WORK INSTRUCTIONS> Every line in the entries that holds "Labour" should be identified and copied.

Element data from apps and pages>
[Start of Attachment]

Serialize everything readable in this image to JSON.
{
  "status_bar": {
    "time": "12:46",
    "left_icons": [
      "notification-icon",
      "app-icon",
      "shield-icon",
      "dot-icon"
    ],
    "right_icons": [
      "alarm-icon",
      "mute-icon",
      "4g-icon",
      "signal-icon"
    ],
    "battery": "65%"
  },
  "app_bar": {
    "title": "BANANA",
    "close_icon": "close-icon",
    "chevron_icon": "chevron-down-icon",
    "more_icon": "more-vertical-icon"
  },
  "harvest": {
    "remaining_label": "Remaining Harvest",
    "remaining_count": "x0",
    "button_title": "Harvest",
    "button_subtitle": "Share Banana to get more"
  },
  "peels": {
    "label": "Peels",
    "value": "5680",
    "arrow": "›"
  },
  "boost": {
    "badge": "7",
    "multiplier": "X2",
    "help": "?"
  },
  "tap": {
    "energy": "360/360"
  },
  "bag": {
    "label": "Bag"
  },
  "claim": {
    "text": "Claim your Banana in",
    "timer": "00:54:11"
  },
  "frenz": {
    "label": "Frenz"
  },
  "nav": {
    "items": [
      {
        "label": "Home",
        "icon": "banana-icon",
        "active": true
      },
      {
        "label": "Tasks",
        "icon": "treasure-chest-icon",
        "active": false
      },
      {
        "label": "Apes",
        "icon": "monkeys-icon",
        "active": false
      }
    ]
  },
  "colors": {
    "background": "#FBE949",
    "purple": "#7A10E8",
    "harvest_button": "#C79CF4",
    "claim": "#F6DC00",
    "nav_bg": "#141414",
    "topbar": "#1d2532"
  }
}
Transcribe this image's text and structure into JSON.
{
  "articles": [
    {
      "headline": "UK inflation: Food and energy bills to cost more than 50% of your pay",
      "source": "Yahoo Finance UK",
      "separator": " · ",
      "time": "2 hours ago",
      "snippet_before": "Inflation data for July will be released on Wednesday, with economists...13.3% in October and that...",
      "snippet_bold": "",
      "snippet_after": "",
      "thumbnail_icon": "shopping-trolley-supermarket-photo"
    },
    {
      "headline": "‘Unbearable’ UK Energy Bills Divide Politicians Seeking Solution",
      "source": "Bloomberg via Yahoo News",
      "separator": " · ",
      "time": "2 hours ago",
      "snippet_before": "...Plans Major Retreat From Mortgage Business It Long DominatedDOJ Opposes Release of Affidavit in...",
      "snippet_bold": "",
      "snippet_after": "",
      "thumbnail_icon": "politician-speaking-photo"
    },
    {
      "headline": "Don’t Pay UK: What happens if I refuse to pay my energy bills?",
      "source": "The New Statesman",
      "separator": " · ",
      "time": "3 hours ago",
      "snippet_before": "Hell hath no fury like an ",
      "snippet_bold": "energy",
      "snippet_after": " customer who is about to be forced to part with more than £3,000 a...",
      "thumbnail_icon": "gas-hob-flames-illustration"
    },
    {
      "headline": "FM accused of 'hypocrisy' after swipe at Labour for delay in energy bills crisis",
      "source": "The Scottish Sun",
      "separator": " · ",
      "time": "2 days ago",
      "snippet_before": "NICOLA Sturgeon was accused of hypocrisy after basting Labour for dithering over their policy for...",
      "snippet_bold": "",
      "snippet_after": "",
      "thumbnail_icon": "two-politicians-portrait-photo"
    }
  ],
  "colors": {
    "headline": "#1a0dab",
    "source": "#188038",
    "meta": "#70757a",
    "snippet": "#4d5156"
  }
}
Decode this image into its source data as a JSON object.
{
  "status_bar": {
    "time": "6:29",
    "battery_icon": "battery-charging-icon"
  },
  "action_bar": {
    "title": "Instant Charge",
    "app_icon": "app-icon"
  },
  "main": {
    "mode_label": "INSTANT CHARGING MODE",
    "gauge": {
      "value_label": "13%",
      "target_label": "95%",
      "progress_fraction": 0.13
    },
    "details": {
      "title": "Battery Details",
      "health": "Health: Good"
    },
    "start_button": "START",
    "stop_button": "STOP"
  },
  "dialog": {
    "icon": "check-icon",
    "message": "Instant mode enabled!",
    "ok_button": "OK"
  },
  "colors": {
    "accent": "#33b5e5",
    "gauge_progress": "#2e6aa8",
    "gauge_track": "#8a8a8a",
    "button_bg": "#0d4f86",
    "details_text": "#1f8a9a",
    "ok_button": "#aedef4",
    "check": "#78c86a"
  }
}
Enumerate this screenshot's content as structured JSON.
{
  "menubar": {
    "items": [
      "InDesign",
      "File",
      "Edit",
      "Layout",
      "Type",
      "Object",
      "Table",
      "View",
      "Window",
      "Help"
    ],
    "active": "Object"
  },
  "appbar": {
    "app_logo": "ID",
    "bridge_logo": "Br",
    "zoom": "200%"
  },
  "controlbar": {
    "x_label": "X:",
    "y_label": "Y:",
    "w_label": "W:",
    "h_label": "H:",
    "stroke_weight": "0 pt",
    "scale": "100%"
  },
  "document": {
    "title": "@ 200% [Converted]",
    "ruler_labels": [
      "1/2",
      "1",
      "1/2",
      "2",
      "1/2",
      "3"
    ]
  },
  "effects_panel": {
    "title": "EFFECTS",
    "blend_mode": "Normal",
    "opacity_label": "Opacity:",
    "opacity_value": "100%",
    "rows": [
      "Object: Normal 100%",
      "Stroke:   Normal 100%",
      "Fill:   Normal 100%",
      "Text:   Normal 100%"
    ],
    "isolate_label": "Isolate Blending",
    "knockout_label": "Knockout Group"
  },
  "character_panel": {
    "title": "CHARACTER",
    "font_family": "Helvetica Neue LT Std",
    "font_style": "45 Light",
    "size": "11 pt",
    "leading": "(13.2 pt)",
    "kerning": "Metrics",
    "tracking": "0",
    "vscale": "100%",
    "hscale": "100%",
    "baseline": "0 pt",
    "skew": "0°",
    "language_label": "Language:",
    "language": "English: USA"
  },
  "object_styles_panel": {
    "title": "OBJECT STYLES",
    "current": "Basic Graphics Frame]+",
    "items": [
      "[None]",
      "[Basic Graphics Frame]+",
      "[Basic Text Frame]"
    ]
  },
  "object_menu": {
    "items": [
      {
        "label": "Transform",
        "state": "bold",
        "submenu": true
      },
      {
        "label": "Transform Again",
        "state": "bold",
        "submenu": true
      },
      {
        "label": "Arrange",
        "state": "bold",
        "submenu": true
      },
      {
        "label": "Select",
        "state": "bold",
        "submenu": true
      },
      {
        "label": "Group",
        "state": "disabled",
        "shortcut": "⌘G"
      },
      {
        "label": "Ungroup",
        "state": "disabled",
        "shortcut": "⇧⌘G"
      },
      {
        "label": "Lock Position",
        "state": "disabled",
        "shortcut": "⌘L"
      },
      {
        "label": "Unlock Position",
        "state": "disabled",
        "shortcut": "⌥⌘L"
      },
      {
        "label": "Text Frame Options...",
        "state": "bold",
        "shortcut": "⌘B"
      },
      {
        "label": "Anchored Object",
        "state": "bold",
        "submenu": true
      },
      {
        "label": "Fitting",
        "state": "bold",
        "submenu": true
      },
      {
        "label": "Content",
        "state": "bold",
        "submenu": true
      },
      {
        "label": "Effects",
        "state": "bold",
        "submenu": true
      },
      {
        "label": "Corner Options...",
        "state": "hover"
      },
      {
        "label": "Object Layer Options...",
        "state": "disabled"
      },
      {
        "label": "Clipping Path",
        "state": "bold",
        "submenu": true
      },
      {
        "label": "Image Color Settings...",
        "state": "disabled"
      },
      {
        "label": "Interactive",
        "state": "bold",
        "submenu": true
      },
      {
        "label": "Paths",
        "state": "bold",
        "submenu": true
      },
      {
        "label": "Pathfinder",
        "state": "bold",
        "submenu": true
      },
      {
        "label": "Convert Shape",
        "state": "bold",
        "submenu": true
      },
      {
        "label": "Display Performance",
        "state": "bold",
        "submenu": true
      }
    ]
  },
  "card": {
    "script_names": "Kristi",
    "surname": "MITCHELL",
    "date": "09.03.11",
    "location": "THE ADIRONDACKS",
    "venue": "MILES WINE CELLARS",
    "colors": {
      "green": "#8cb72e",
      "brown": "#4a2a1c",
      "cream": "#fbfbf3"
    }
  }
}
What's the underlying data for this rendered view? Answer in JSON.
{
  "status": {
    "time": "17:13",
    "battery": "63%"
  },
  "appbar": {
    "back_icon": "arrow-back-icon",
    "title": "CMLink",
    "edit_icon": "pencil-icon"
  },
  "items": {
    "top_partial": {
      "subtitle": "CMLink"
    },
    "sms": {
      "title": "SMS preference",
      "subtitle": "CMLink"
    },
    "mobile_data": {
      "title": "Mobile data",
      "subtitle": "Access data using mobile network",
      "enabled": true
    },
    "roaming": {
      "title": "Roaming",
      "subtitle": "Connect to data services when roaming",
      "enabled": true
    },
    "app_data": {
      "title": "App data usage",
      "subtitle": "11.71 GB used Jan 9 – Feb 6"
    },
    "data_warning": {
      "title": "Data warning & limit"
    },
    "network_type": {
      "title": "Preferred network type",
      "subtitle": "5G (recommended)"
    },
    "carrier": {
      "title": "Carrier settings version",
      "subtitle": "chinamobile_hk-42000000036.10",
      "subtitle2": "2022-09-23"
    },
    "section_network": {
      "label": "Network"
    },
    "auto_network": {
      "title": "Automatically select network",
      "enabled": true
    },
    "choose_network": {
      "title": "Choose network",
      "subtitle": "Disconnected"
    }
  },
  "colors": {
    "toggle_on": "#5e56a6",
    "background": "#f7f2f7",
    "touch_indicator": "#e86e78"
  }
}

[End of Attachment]

RESULT BELOW>
      "headline": "FM accused of 'hypocrisy' after swipe at Labour for delay in energy bills crisis",
      "snippet_before": "NICOLA Sturgeon was accused of hypocrisy after basting Labour for dithering over their policy for...",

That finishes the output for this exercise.